### [Given data]
•••

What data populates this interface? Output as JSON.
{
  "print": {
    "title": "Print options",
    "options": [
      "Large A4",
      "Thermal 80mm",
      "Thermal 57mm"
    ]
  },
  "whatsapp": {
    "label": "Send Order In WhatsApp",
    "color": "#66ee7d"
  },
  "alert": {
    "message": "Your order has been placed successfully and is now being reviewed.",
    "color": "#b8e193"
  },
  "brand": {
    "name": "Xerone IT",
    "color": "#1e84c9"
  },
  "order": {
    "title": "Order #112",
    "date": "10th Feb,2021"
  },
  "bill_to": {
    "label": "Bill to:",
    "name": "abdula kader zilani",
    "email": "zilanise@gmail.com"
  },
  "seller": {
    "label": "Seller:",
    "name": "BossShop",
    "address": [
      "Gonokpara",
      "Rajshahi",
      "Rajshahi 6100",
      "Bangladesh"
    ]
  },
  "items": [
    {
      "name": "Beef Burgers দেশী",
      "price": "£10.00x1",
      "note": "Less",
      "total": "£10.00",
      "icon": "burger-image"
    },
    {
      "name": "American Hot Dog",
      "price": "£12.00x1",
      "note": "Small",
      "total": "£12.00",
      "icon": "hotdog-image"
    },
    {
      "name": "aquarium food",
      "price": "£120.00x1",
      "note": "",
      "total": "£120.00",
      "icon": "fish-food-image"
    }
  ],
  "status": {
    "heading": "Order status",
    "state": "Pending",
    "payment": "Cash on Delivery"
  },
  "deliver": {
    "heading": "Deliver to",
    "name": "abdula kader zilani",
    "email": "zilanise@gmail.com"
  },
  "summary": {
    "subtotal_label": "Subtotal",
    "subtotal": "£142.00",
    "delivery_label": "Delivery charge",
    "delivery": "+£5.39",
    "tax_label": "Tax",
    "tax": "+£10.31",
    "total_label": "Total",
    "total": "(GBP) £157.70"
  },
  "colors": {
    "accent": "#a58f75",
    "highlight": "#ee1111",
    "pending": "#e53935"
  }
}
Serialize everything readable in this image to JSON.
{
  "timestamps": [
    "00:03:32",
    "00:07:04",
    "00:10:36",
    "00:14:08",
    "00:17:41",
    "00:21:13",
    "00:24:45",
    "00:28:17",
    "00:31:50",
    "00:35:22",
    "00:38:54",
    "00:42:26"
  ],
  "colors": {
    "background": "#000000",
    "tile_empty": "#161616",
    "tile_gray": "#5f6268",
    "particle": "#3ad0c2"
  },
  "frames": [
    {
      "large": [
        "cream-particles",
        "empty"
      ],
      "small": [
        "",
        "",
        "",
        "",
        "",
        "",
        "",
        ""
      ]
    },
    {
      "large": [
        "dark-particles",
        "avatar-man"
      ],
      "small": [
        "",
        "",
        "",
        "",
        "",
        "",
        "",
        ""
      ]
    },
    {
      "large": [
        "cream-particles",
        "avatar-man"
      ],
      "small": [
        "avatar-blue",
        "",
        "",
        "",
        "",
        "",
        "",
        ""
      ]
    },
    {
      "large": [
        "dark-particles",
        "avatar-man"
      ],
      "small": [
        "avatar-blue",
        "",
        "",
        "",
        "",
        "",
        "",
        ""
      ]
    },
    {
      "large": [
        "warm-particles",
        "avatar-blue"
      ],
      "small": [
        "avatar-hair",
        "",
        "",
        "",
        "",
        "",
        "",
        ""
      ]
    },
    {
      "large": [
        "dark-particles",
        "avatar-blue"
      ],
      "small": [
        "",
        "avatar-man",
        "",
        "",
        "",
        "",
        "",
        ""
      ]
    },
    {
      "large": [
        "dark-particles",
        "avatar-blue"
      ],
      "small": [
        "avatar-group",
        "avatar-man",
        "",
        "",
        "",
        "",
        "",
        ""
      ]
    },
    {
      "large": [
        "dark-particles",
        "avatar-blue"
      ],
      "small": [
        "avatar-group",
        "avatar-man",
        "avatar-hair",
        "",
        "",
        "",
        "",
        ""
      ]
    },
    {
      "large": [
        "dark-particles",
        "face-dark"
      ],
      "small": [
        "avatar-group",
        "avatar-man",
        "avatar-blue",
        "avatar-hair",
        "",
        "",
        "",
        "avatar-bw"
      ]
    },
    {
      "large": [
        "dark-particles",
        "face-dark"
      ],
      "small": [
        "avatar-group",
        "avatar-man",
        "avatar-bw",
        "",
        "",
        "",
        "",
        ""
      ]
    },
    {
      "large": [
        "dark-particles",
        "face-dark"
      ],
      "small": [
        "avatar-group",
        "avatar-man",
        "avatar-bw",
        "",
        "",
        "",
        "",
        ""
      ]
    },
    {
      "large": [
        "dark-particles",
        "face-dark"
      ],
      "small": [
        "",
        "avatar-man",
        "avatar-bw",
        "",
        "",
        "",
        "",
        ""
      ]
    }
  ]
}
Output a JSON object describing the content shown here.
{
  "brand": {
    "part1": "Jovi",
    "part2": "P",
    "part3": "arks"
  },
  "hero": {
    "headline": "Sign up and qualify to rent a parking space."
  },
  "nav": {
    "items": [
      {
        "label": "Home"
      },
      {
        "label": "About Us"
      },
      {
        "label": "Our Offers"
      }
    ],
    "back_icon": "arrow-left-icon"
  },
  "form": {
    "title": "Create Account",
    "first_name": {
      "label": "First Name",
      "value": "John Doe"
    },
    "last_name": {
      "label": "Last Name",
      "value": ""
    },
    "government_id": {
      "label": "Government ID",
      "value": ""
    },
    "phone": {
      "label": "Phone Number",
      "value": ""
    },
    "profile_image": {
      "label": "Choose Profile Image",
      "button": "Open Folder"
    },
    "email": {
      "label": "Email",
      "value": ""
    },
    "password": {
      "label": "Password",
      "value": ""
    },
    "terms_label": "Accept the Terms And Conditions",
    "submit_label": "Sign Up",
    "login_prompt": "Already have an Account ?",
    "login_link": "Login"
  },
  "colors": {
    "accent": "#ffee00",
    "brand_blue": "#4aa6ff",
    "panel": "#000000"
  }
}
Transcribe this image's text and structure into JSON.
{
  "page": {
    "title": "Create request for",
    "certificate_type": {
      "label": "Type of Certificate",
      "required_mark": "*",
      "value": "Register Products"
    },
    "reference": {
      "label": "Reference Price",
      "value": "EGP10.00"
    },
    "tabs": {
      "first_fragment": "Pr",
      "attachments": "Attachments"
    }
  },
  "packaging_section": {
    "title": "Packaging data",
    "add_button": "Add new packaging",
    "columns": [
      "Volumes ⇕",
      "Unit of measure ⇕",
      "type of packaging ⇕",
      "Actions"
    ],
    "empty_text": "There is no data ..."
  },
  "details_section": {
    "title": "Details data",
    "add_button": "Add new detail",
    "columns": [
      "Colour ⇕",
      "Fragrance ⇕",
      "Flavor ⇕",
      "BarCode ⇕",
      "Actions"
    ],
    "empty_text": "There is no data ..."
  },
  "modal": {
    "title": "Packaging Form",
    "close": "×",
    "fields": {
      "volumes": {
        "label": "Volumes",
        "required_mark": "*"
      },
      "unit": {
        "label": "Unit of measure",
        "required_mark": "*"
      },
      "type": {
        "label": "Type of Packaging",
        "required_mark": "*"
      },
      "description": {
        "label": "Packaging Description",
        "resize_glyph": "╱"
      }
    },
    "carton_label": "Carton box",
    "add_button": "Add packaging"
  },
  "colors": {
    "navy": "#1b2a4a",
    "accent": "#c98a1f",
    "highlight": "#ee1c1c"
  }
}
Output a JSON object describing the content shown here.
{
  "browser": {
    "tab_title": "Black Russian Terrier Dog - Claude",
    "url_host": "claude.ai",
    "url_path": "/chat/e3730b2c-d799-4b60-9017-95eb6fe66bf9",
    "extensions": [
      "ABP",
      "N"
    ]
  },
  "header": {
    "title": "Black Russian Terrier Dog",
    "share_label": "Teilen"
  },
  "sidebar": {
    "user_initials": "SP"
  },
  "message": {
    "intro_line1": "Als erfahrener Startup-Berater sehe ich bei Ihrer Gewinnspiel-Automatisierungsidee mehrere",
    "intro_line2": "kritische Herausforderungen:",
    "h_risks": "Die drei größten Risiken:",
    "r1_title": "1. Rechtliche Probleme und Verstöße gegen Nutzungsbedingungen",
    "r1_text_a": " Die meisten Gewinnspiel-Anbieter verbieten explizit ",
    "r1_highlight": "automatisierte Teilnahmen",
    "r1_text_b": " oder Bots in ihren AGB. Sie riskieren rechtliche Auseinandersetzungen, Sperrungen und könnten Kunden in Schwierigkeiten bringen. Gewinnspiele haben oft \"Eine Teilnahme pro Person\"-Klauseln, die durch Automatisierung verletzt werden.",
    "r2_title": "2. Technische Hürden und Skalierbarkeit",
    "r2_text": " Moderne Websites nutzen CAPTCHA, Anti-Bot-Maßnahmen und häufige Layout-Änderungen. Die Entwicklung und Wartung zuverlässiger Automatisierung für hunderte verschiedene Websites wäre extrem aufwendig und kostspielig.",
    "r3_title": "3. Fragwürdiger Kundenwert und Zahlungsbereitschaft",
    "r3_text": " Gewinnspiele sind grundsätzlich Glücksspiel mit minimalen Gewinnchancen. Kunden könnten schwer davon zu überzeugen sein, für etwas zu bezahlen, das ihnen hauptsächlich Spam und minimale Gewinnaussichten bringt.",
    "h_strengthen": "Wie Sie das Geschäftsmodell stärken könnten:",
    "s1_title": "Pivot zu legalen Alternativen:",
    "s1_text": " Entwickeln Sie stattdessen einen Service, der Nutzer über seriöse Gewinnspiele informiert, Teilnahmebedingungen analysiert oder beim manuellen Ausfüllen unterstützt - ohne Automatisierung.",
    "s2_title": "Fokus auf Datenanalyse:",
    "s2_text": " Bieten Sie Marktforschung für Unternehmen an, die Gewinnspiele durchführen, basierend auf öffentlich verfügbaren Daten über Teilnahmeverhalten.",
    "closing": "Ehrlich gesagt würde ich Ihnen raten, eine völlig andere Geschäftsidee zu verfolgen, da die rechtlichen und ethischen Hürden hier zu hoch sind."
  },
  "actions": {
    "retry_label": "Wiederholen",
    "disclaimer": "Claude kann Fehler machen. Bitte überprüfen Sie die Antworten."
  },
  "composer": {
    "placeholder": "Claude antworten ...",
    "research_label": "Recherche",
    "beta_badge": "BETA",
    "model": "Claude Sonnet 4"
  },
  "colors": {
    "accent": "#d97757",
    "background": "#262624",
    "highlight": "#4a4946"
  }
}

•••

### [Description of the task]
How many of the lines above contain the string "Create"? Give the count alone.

### [Reply to the task]
2